RECORDS SUPPLIED Start Marker

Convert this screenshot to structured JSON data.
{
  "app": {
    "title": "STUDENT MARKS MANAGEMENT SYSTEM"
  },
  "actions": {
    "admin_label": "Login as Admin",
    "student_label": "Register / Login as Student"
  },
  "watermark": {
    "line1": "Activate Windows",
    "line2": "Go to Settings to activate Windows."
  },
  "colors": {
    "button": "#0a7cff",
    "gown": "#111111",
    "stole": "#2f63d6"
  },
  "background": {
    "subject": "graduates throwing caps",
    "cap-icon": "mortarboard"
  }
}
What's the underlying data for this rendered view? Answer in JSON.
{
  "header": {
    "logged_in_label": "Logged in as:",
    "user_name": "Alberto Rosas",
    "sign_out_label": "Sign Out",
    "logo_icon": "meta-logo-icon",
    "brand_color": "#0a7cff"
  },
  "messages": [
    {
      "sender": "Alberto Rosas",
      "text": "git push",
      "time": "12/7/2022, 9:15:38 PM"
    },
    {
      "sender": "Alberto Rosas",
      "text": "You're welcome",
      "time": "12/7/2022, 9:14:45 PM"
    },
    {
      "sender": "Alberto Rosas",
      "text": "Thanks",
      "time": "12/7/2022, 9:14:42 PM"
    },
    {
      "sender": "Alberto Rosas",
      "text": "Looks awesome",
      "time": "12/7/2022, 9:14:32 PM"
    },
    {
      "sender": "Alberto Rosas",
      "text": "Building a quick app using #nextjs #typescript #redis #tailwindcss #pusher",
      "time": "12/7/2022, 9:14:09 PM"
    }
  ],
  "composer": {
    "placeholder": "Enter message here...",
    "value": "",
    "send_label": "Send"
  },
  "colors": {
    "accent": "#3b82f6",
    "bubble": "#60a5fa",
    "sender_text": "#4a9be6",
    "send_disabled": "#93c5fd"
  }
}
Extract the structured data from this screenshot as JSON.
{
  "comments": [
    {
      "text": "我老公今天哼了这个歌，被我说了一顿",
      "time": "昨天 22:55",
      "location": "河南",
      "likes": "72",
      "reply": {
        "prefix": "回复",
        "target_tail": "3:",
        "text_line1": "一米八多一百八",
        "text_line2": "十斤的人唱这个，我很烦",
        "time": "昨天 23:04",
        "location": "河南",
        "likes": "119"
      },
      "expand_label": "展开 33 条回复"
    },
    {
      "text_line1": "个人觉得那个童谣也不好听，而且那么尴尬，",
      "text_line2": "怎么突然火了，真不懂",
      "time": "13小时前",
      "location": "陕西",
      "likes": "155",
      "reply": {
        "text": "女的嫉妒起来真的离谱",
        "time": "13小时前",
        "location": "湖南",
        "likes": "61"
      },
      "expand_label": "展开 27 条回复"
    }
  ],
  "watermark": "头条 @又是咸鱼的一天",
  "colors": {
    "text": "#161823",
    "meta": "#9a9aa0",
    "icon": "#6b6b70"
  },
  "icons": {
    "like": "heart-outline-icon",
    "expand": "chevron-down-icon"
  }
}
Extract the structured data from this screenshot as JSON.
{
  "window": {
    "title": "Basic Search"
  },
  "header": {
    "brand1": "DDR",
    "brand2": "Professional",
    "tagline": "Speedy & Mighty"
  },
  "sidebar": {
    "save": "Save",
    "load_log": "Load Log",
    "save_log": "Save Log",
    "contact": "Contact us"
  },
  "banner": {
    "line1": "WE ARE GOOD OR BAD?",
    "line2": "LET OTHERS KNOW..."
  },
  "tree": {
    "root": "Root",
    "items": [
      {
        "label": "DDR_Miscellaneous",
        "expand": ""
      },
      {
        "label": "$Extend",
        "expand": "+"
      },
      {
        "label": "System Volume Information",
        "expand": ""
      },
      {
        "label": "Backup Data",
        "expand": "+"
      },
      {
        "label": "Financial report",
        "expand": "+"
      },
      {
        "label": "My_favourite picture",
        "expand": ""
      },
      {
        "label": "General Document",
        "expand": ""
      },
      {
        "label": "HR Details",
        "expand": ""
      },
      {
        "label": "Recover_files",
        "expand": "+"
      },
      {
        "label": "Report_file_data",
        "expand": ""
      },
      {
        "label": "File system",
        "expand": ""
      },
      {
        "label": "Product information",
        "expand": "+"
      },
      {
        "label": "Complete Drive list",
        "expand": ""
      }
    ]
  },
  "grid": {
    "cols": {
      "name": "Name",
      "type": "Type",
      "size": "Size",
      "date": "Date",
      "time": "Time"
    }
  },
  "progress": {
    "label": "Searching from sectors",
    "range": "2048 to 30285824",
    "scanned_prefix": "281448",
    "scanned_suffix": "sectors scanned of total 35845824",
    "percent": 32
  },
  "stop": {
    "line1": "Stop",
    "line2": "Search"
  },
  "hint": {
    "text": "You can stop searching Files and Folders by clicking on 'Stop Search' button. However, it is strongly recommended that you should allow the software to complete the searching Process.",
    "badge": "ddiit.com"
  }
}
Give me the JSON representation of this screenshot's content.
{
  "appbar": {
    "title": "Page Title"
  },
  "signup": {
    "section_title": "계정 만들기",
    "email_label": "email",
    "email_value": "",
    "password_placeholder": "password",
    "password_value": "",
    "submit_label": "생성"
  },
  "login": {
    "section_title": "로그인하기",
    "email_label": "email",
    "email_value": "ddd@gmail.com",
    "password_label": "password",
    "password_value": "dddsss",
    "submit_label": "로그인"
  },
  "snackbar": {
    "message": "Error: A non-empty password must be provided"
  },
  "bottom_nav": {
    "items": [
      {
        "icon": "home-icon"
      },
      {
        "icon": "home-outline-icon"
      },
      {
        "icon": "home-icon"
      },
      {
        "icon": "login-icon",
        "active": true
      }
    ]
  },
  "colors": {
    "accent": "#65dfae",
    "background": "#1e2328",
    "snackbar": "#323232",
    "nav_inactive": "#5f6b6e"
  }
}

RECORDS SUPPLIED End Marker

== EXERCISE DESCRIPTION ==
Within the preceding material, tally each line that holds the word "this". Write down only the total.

== RESULT OF THE TASK ==
5